And everyone will be aghast, and shell shocked, but united at
And a strangely familiar voice, maybe Morgan Freeman,
Will be narrating anything.
You can’t help but smile at how yes, it does seem Morgan Freeman has done a lot of voice overs while the world ends, or if he hasn’t literally, it seems that way in memory. But then, you pause and wonder if Rousselot is making a harsher point about our attitude toward the end of the world, which might, after all, be thanks to our own actions.
In the same poem is a wonderfully startling image of the Eiffel Tower animated and deadly, as it
thrashes and whips
coiling and uncoiling
like the tentacle of a dying octopus
a tornado of wreckage
My favorite in the collection is entitled “Ugly Bags of Mostly Water” and is narrated by a Jovian whose existence he tells us is really beyond our Earthly comprehension:

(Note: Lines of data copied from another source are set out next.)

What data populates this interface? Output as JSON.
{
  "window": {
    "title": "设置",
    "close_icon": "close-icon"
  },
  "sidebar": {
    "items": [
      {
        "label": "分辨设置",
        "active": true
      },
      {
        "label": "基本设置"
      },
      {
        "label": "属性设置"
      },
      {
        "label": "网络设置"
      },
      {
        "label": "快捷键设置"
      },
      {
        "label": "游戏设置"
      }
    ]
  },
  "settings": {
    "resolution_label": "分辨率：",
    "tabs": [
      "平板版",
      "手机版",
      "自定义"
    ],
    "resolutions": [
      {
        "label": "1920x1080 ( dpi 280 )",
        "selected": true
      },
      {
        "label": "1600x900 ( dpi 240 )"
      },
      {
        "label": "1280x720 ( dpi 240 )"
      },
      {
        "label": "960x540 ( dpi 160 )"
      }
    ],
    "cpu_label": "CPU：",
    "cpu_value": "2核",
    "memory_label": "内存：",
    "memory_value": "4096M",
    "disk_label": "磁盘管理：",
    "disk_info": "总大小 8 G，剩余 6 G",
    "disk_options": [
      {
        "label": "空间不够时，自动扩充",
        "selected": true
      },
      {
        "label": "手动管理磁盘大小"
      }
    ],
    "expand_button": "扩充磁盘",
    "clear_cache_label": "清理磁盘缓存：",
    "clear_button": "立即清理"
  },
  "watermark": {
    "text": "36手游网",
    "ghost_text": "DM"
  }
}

I am we are jovian — there are no names at all —
No modals — timescale is an alien term —
I cannot comprehend —death is not — therefore nor is time —
That which you call winds I call blood flow…
That which you call skin —
A threadbare term to describe where I stop and others begin —
I found this the strongest poem in several ways: its language, its sense of a voice, its sound quality, as in these lines, with their alliteration, assonance, and near rhymes:
I long for home —
gravity the unbreakable shackle to this planet — the thing you call body
A curse alike to sentience and skin —
Skin the unbreakable shackle to the thing you call body
As much as the quality of its language and sound, it was the poem’s emotion that I responded to so strongly. Unfortunately, this was one of the only poems that evoked such a response. Most of the poems just didn’t resonate on that level for me, the vast majority feeling more than a little distant or removed. Part of this I think came from the frequent pop culture references, which at times threatened to either overwhelm the poem or seemed to be too much the meat of the poem rather than a vehicle for the poem. As if the references were sufficient unto themselves, or if not the references, the humor.
That played into a sense I had in many of the poems that they just didn’t go far enough, or took the easy way into the poem, sometimes with regard to the idea, sometimes the language, which at times fell into an unexpected flatness (as in a reference to a mountain shaking people off like “fleas off a dog”), but mostly it almost never startled me, something I always look for in poetry.
Dawn of the Algorithm was a collection I was really hoping to like, especially as, let’s face it, we don’t get a lot of poetry based on the science fiction/fantasy genre. And I did like its broad themes of technology and isolation, as well as its often-dark humor. Unfortunately, it mostly didn’t work for me in terms of either the science fiction or the poetry aspects, with the science fiction coming mostly in the form of pop culture references and the poetry not offering up the sharpness, originality, or musicality of language I was hoping for. That said, poetry is so subjective, more so than fiction I’d say, and speculative poetry is so rare, I’d suggest trying to find a library copy or maybe some of the poems online to see if you might respond differently.